Anthony Kronman’s upcoming book, Confessions of a Born-Again Pagan, looks to be an important subject for our times. David Brooks recently wrote about the important tome in his most recent column: The Beauty of Big Books. In his column, Brooks notes the former Yale Law School Dean’s journey toward understanding our modern world. â€œSince I first began to think about such things in even a modestly self-conscious way,â€ Brooks writes, quoting Kronman, â€œI have been haunted by the thought that destiny has placed me in a world with a unique historical identity and been anxious to know what this is.â€ Brooks is certainly correct in saying it’s a big book too. The volume comes in at more than 1,100 pages. Nonetheless I’m looking forward to reading it.
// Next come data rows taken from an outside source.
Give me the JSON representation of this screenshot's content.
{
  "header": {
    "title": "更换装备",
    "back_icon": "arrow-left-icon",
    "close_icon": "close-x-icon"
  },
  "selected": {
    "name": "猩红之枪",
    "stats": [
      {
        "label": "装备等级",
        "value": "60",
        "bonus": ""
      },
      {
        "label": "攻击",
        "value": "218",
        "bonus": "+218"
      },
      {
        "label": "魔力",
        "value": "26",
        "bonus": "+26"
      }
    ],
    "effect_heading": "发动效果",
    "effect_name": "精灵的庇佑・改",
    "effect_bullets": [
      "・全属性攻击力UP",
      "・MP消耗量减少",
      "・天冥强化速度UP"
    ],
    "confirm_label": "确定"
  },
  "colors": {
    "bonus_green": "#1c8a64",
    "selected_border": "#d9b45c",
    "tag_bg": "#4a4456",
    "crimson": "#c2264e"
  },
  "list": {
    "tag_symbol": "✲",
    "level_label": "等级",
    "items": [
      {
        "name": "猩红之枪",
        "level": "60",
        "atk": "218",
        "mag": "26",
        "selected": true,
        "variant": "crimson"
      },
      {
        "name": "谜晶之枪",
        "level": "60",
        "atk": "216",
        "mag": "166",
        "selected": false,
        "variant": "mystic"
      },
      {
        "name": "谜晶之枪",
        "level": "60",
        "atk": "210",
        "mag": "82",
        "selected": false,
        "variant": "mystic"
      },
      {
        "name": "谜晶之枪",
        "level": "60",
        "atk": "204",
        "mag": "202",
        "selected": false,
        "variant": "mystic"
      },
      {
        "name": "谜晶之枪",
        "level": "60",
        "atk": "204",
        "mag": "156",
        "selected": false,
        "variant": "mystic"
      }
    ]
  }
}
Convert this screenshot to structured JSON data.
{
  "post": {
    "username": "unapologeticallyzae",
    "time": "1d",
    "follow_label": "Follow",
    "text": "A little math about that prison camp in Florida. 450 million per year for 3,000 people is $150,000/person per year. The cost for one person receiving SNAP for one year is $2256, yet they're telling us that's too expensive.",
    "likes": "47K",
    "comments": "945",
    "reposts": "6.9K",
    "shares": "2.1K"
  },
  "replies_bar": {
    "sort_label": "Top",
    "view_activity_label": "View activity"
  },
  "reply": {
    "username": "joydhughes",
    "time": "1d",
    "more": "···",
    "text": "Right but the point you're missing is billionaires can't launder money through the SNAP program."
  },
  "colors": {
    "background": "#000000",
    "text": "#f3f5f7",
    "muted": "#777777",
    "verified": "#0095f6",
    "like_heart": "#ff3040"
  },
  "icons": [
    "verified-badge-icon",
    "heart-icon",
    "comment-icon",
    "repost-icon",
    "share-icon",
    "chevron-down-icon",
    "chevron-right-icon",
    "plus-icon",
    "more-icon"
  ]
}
Here is the book’s description from the publisher: “We live in an age of disenchantment. The number of self-professed â€œatheistsâ€ continues to grow. Yet many still feel an intense spiritual longing for a connection to what Aristotle called the â€œeternal and divine.â€ For those who do, but demand a God that is compatible with their modern ideals, a new theology is required. This is what Anthony Kronman offers here, in a book that leads its readers away from the inscrutable Creator of the Abrahamic religions toward a God whose inexhaustible and everlasting presence is that of the world itself. Kronman defends an ancient conception of God, deepened and transformed by Christian beliefâ€”the born-again paganism on which modern science, art, and politics all vitally depend. Brilliantly surveying centuries of Western thoughtâ€”from Plato to Augustine, Aquinas, and Kant, from Spinoza to Nietzsche, Darwin, and Freudâ€”Kronman recovers and reclaims the God we need today.”